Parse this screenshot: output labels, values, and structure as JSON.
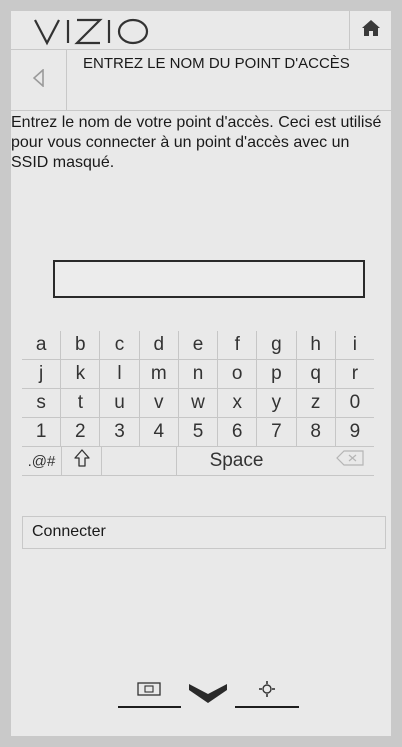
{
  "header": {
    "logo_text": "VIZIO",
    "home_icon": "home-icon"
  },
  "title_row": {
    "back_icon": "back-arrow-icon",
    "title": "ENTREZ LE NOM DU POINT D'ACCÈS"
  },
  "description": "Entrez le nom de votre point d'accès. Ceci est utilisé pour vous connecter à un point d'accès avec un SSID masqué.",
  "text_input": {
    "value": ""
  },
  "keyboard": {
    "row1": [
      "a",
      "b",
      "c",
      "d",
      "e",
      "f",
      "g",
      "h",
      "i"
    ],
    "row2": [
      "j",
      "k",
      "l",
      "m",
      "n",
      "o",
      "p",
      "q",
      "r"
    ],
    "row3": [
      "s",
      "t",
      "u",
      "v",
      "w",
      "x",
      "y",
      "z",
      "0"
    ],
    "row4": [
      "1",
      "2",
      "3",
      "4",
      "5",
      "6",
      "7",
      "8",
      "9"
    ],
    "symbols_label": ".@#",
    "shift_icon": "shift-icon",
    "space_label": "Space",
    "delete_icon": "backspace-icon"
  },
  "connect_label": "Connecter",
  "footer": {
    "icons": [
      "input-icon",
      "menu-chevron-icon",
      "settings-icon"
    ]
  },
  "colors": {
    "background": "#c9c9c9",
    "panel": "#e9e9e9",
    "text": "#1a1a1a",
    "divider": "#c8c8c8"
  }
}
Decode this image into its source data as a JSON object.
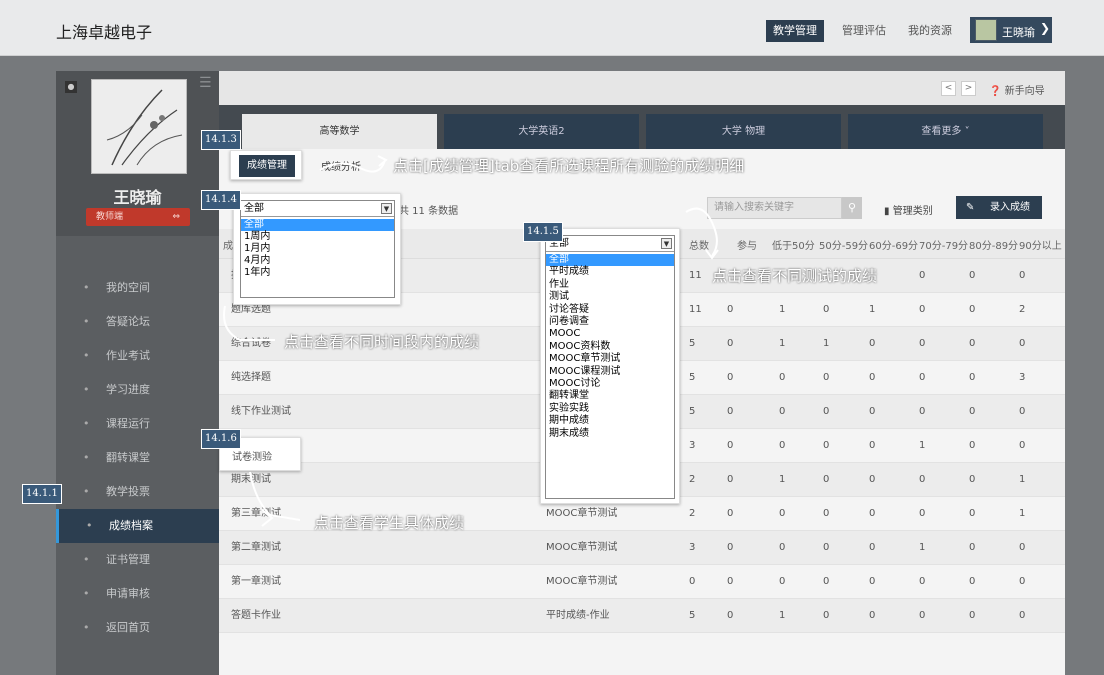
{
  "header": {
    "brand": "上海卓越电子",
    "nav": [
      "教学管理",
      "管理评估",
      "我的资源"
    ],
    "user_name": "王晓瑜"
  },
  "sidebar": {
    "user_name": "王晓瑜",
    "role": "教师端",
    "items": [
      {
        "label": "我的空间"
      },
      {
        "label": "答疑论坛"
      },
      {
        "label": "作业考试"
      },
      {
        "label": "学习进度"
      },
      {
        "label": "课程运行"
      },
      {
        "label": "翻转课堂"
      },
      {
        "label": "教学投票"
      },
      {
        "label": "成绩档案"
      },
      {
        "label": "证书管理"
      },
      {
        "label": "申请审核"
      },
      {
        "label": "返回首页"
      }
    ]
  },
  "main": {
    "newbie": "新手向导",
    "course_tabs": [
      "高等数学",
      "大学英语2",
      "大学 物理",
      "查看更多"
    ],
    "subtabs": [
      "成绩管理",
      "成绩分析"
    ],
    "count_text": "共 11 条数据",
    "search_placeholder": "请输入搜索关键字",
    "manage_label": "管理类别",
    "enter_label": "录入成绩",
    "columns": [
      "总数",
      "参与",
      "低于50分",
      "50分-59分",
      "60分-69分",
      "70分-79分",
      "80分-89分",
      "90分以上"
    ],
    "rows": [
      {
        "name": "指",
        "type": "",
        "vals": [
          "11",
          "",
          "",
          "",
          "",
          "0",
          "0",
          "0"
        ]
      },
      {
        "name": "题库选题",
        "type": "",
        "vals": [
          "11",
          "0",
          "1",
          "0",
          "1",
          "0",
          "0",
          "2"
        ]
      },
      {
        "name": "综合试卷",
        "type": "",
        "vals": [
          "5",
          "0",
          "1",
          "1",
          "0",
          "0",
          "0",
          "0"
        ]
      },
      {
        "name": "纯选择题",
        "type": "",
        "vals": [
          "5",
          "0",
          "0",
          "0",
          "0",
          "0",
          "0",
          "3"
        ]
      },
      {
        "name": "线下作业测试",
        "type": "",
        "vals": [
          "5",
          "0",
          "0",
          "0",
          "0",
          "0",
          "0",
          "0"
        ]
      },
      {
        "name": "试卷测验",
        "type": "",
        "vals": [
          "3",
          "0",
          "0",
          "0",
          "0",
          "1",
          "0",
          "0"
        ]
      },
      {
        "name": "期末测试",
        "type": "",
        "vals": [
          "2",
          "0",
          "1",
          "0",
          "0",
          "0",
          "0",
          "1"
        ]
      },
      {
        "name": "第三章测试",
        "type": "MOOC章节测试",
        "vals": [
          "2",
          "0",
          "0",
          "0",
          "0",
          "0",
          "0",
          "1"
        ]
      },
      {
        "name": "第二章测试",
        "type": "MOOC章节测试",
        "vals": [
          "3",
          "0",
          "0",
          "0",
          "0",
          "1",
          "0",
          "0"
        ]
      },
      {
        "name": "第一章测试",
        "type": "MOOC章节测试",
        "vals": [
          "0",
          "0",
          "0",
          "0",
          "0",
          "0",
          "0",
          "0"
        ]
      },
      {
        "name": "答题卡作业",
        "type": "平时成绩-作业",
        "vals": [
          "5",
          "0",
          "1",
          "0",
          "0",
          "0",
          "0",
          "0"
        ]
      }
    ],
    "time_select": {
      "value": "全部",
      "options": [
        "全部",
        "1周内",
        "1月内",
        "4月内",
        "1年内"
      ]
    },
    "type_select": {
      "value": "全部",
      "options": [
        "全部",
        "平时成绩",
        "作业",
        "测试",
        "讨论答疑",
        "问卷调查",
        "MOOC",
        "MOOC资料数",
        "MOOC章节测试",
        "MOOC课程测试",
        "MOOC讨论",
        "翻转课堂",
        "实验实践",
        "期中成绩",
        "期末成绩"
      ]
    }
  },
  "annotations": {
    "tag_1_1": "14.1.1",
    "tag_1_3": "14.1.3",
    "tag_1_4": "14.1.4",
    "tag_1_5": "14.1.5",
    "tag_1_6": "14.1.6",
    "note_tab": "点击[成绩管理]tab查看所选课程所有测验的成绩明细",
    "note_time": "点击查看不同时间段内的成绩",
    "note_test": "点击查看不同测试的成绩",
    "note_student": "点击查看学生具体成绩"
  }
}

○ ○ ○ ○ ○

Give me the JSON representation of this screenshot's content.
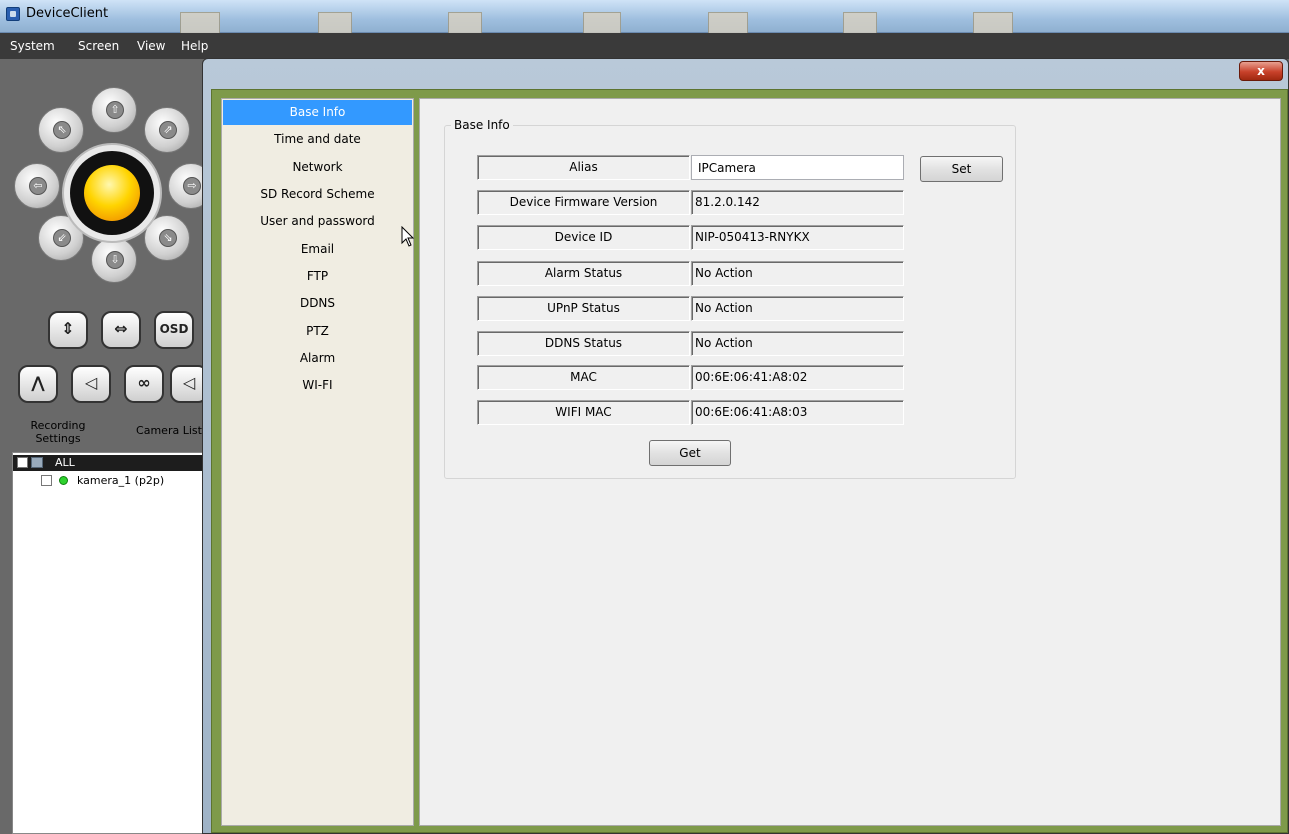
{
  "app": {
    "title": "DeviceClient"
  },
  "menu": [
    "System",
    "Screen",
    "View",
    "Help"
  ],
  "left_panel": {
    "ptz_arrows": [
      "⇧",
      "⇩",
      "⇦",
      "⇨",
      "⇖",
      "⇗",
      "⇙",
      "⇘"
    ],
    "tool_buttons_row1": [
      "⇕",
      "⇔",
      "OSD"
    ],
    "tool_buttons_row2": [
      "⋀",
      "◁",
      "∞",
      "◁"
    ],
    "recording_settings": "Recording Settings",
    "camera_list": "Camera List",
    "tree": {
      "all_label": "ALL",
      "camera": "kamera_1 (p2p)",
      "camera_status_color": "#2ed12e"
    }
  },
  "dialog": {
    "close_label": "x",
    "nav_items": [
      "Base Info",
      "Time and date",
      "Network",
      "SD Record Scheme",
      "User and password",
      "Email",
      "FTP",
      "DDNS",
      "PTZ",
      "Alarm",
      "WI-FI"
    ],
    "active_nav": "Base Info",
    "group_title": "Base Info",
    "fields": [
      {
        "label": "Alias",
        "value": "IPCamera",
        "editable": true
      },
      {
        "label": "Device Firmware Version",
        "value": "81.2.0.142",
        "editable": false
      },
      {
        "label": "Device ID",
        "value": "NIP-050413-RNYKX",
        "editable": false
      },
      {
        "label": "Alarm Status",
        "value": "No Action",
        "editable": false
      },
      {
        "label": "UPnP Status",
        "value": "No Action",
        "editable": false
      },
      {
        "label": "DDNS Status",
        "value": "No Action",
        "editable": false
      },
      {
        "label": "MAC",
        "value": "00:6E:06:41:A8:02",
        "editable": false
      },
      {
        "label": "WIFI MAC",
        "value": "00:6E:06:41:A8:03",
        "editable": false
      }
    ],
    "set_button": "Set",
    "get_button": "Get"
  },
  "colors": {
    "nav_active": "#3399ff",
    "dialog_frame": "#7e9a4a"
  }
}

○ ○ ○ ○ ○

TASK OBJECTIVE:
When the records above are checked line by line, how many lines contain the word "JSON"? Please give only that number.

REPLY TO THE EXERCISE:
3